> **Items listed in a dataset**
"""
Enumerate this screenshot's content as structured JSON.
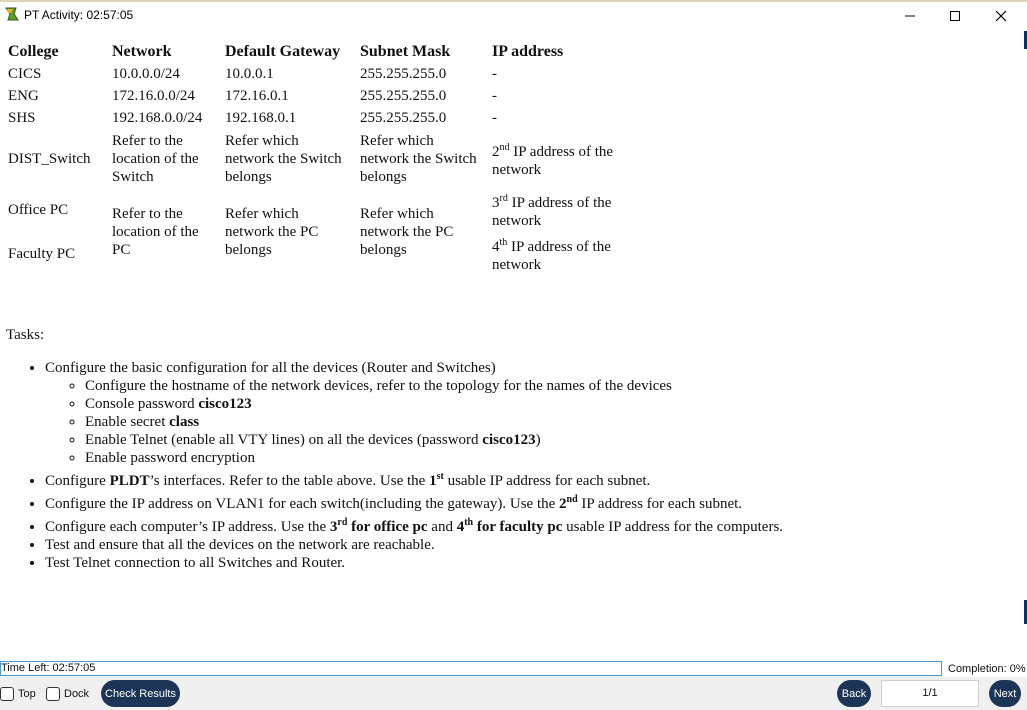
{
  "window": {
    "title": "PT Activity: 02:57:05"
  },
  "table": {
    "headers": [
      "College",
      "Network",
      "Default Gateway",
      "Subnet Mask",
      "IP address"
    ],
    "rows": [
      {
        "college": "CICS",
        "network": "10.0.0.0/24",
        "gateway": "10.0.0.1",
        "mask": "255.255.255.0",
        "ip": "-"
      },
      {
        "college": "ENG",
        "network": "172.16.0.0/24",
        "gateway": "172.16.0.1",
        "mask": "255.255.255.0",
        "ip": "-"
      },
      {
        "college": "SHS",
        "network": "192.168.0.0/24",
        "gateway": "192.168.0.1",
        "mask": "255.255.255.0",
        "ip": "-"
      }
    ],
    "dist_switch": {
      "label": "DIST_Switch",
      "network_lines": [
        "Refer to the",
        "location of the",
        "Switch"
      ],
      "gateway_lines": [
        "Refer which",
        "network the Switch",
        "belongs"
      ],
      "mask_lines": [
        "Refer which",
        "network the Switch",
        "belongs"
      ],
      "ip_sup": "nd",
      "ip_num": "2",
      "ip_line1": " IP address of the",
      "ip_line2": "network"
    },
    "office_pc": {
      "label": "Office PC",
      "ip_num": "3",
      "ip_sup": "rd",
      "ip_line1": " IP address of the",
      "ip_line2": "network"
    },
    "faculty_pc": {
      "label": "Faculty PC",
      "ip_num": "4",
      "ip_sup": "th",
      "ip_line1": " IP address of the",
      "ip_line2": "network"
    },
    "pc_shared": {
      "network_lines": [
        "Refer to the",
        "location of the",
        "PC"
      ],
      "gateway_lines": [
        "Refer which",
        "network the PC",
        "belongs"
      ],
      "mask_lines": [
        "Refer which",
        "network the PC",
        "belongs"
      ]
    }
  },
  "tasks": {
    "label": "Tasks:",
    "t1": "Configure the basic configuration for all the devices (Router and Switches)",
    "t1_sub": {
      "hostname": "Configure the hostname of the network devices, refer to the topology for the names of the devices",
      "console_prefix": "Console password ",
      "console_bold": "cisco123",
      "secret_prefix": "Enable secret ",
      "secret_bold": "class",
      "telnet_prefix": "Enable Telnet (enable all VTY lines) on all the devices (password ",
      "telnet_bold": "cisco123",
      "telnet_suffix": ")",
      "encryption": "Enable password encryption"
    },
    "t2": {
      "a": "Configure ",
      "b": "PLDT",
      "c": "’s interfaces. Refer to the table above. Use the ",
      "d": "1",
      "e": "st",
      "f": " usable IP address for each subnet."
    },
    "t3": {
      "a": "Configure the IP address on VLAN1 for each switch(including the gateway). Use the ",
      "b": "2",
      "c": "nd",
      "d": " IP address for each subnet."
    },
    "t4": {
      "a": "Configure each computer’s IP address. Use the ",
      "b": "3",
      "c": "rd",
      "d": " for office pc",
      "e": " and ",
      "f": "4",
      "g": "th",
      "h": " for faculty pc",
      "i": " usable IP address for the computers."
    },
    "t5": "Test and ensure that all the devices on the network are reachable.",
    "t6": "Test Telnet connection to all Switches and Router."
  },
  "status": {
    "time_left": "Time Left: 02:57:05",
    "completion": "Completion: 0%"
  },
  "footer": {
    "top_label": "Top",
    "dock_label": "Dock",
    "check_results": "Check Results",
    "back": "Back",
    "page": "1/1",
    "next": "Next"
  },
  "colors": {
    "button_bg": "#1c3557",
    "timebar_border": "#4f9ad4"
  }
}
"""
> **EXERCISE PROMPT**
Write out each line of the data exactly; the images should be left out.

> **SOLUTION TO THIS EXERCISE**
Enumerate this screenshot's content as structured JSON.
{
  "window": {
    "title": "PT Activity: 02:57:05"
  },
  "table": {
    "headers": [
      "College",
      "Network",
      "Default Gateway",
      "Subnet Mask",
      "IP address"
    ],
    "rows": [
      {
        "college": "CICS",
        "network": "10.0.0.0/24",
        "gateway": "10.0.0.1",
        "mask": "255.255.255.0",
        "ip": "-"
      },
      {
        "college": "ENG",
        "network": "172.16.0.0/24",
        "gateway": "172.16.0.1",
        "mask": "255.255.255.0",
        "ip": "-"
      },
      {
        "college": "SHS",
        "network": "192.168.0.0/24",
        "gateway": "192.168.0.1",
        "mask": "255.255.255.0",
        "ip": "-"
      }
    ],
    "dist_switch": {
      "label": "DIST_Switch",
      "network_lines": [
        "Refer to the",
        "location of the",
        "Switch"
      ],
      "gateway_lines": [
        "Refer which",
        "network the Switch",
        "belongs"
      ],
      "mask_lines": [
        "Refer which",
        "network the Switch",
        "belongs"
      ],
      "ip_sup": "nd",
      "ip_num": "2",
      "ip_line1": " IP address of the",
      "ip_line2": "network"
    },
    "office_pc": {
      "label": "Office PC",
      "ip_num": "3",
      "ip_sup": "rd",
      "ip_line1": " IP address of the",
      "ip_line2": "network"
    },
    "faculty_pc": {
      "label": "Faculty PC",
      "ip_num": "4",
      "ip_sup": "th",
      "ip_line1": " IP address of the",
      "ip_line2": "network"
    },
    "pc_shared": {
      "network_lines": [
        "Refer to the",
        "location of the",
        "PC"
      ],
      "gateway_lines": [
        "Refer which",
        "network the PC",
        "belongs"
      ],
      "mask_lines": [
        "Refer which",
        "network the PC",
        "belongs"
      ]
    }
  },
  "tasks": {
    "label": "Tasks:",
    "t1": "Configure the basic configuration for all the devices (Router and Switches)",
    "t1_sub": {
      "hostname": "Configure the hostname of the network devices, refer to the topology for the names of the devices",
      "console_prefix": "Console password ",
      "console_bold": "cisco123",
      "secret_prefix": "Enable secret ",
      "secret_bold": "class",
      "telnet_prefix": "Enable Telnet (enable all VTY lines) on all the devices (password ",
      "telnet_bold": "cisco123",
      "telnet_suffix": ")",
      "encryption": "Enable password encryption"
    },
    "t2": {
      "a": "Configure ",
      "b": "PLDT",
      "c": "’s interfaces. Refer to the table above. Use the ",
      "d": "1",
      "e": "st",
      "f": " usable IP address for each subnet."
    },
    "t3": {
      "a": "Configure the IP address on VLAN1 for each switch(including the gateway). Use the ",
      "b": "2",
      "c": "nd",
      "d": " IP address for each subnet."
    },
    "t4": {
      "a": "Configure each computer’s IP address. Use the ",
      "b": "3",
      "c": "rd",
      "d": " for office pc",
      "e": " and ",
      "f": "4",
      "g": "th",
      "h": " for faculty pc",
      "i": " usable IP address for the computers."
    },
    "t5": "Test and ensure that all the devices on the network are reachable.",
    "t6": "Test Telnet connection to all Switches and Router."
  },
  "status": {
    "time_left": "Time Left: 02:57:05",
    "completion": "Completion: 0%"
  },
  "footer": {
    "top_label": "Top",
    "dock_label": "Dock",
    "check_results": "Check Results",
    "back": "Back",
    "page": "1/1",
    "next": "Next"
  },
  "colors": {
    "button_bg": "#1c3557",
    "timebar_border": "#4f9ad4"
  }
}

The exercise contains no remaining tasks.